Valuations For Online Game Companies Going Up Fast

For the past 5+ years I have been working with Spil Games and I have seen the online game company grow from a small start-up to a profitable international 300-person company. At the same time the online game market has also grown tremendously. When I first looked at online gaming back in 2005 it was still considered a niche market: people played games on consoles or downloaded them to their PCs, playing games in a browser was still in its infancy. At that time most people hardly ever played online games, it was considered something for kids or geeks.

Times have changed though, nowadays online games are everywhere. Especially social games like Farmville managed to get a lot of new people to start playing games. In the early days social networks helped the growth as well: if your friends invite you to play a game the chance that you will try out the game is a lot higher.

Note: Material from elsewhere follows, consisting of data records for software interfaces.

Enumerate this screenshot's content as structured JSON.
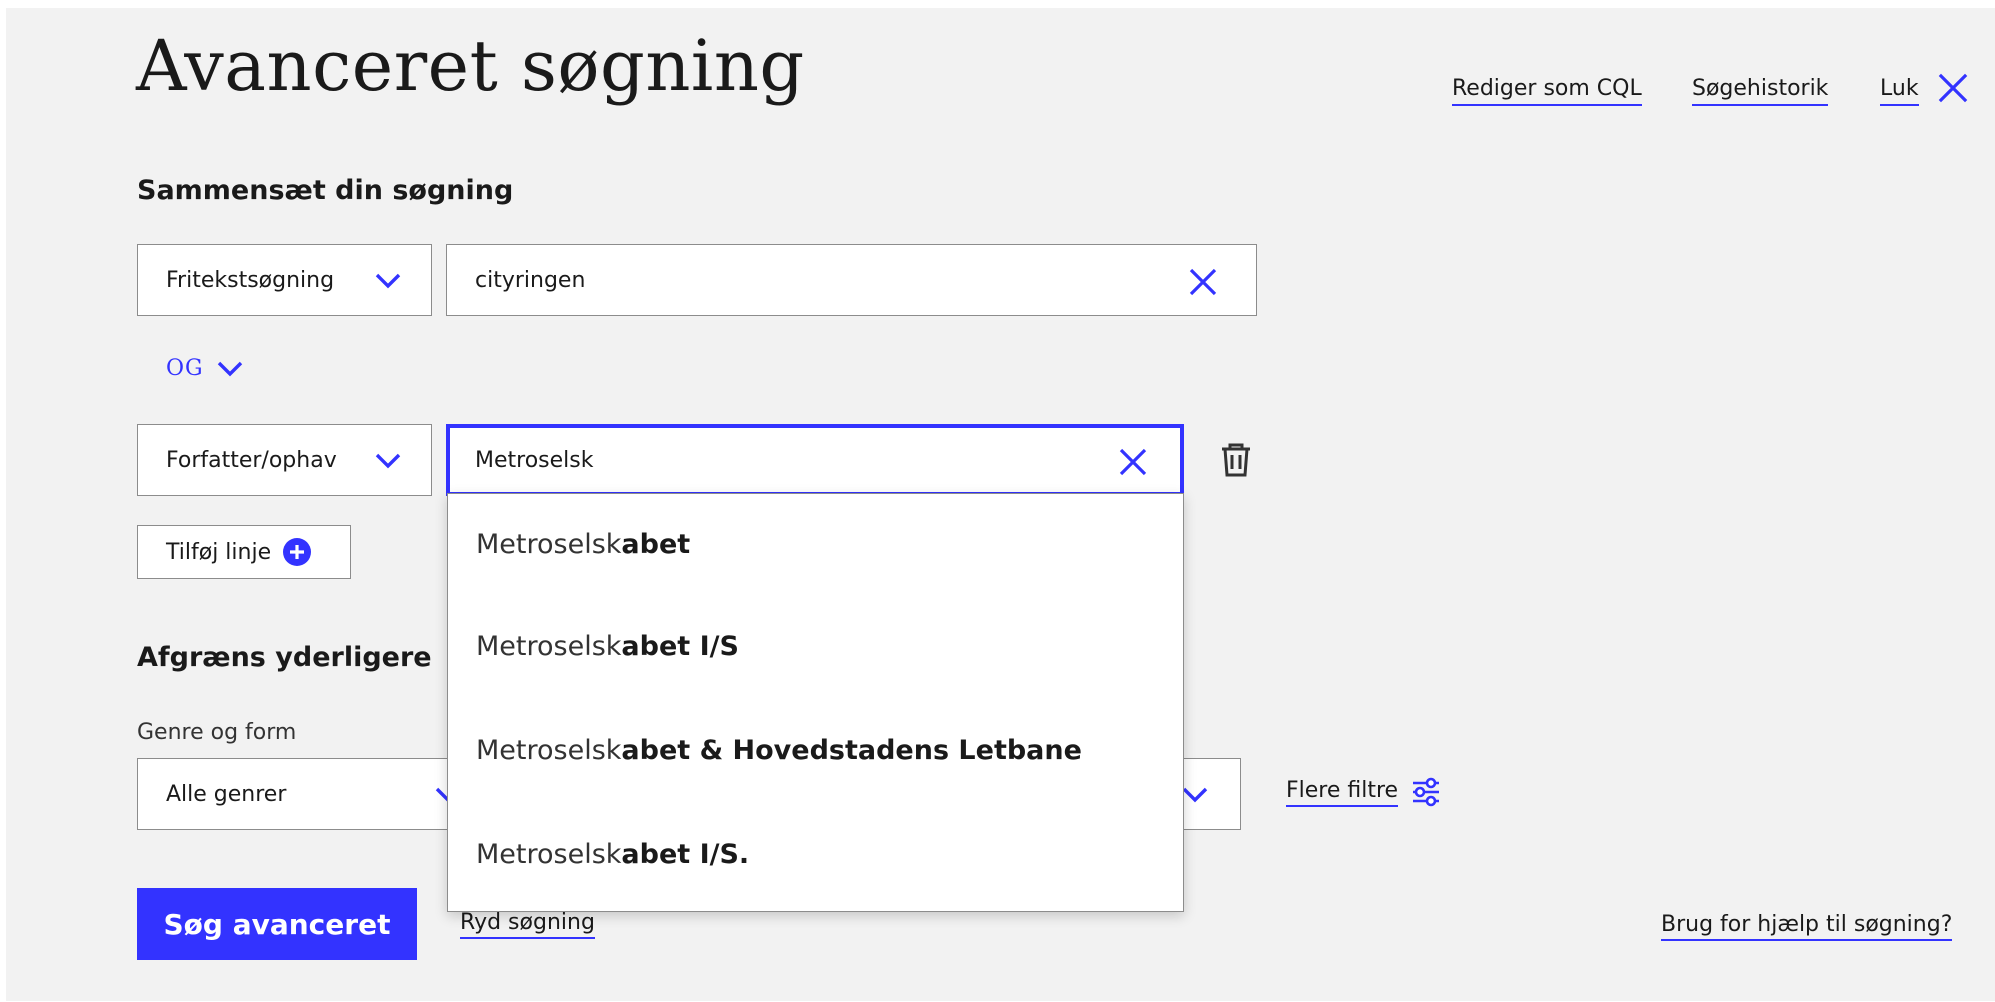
{
  "header": {
    "title": "Avanceret søgning",
    "links": {
      "edit_cql": "Rediger som CQL",
      "history": "Søgehistorik",
      "close": "Luk"
    }
  },
  "compose": {
    "heading": "Sammensæt din søgning",
    "rows": [
      {
        "field": "Fritekstsøgning",
        "value": "cityringen"
      },
      {
        "field": "Forfatter/ophav",
        "value": "Metroselsk"
      }
    ],
    "operator": "OG",
    "add_line": "Tilføj linje"
  },
  "suggestions": [
    {
      "prefix": "Metroselsk",
      "rest": "abet"
    },
    {
      "prefix": "Metroselsk",
      "rest": "abet I/S"
    },
    {
      "prefix": "Metroselsk",
      "rest": "abet & Hovedstadens Letbane"
    },
    {
      "prefix": "Metroselsk",
      "rest": "abet I/S."
    }
  ],
  "refine": {
    "heading": "Afgræns yderligere",
    "genre_label": "Genre og form",
    "genre_value": "Alle genrer",
    "more_filters": "Flere filtre"
  },
  "actions": {
    "search": "Søg avanceret",
    "clear": "Ryd søgning",
    "help": "Brug for hjælp til søgning?"
  },
  "colors": {
    "accent": "#3333ff",
    "panel_background": "#f2f2f2"
  }
}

Traditionally most game companies either earned money through advertising, through a one-time payment (“download this game for USD 19,99”) or by charging a monthly subscription fee. But social games changed that completely, suddenly free-to-play games became massively profitable because players were willing to make small payments for virtual goods. Leading social game developer Zynga makes tons of money on virtual items and is currently valued between USD 7 and 10 billion.

Zynga valuation is an obviously an outlier. Despite not ‘owning’ any of its players (almost all their players play their games on Facebook, so they are heavily dependent on them) they still manage to get a huge valuation because they are able to make the exact games that people want to play and that people are willing to spend money in. Competitors like Playdom that also specialize in developing social games, and who don’t own their players either, also get high valuations: Playdom was sold to Disney last year for USD 760 million.

But for non-social game companies valuations so far where a bit lower. It seems that may be changing though and that investors are starting to realise the potential of these companies. This week it was announced that Bigpoint raised a USD 350 million round at a USD 600 million valuation. The company is not a social game company but focuses on browser based MMO (=massive multiplayer online) games, that are free to play. Bigpoint earns its money with virtual items as well, just like Zynga and Playdom. The big difference is that Bigpoint owns most of its users and is not dependent on a site like Facebook.

I expect that valuations for many other online game properties will go up in the near future, especially for those companies that get a large part of their revenues from virtual goods and that are not dependent on Facebook for their traffic. It will be interesting to see at which valuation these companies are able to raise rounds – or are snapped up by players like Zynga looking to have their own traffic! Based on what I am hearing in the market the revenues of many of these players are doubling every year because of virtual items (just like Bigpoint) and I won’t be surprised to see a billion dollar IPO for one of them within the next 18 months.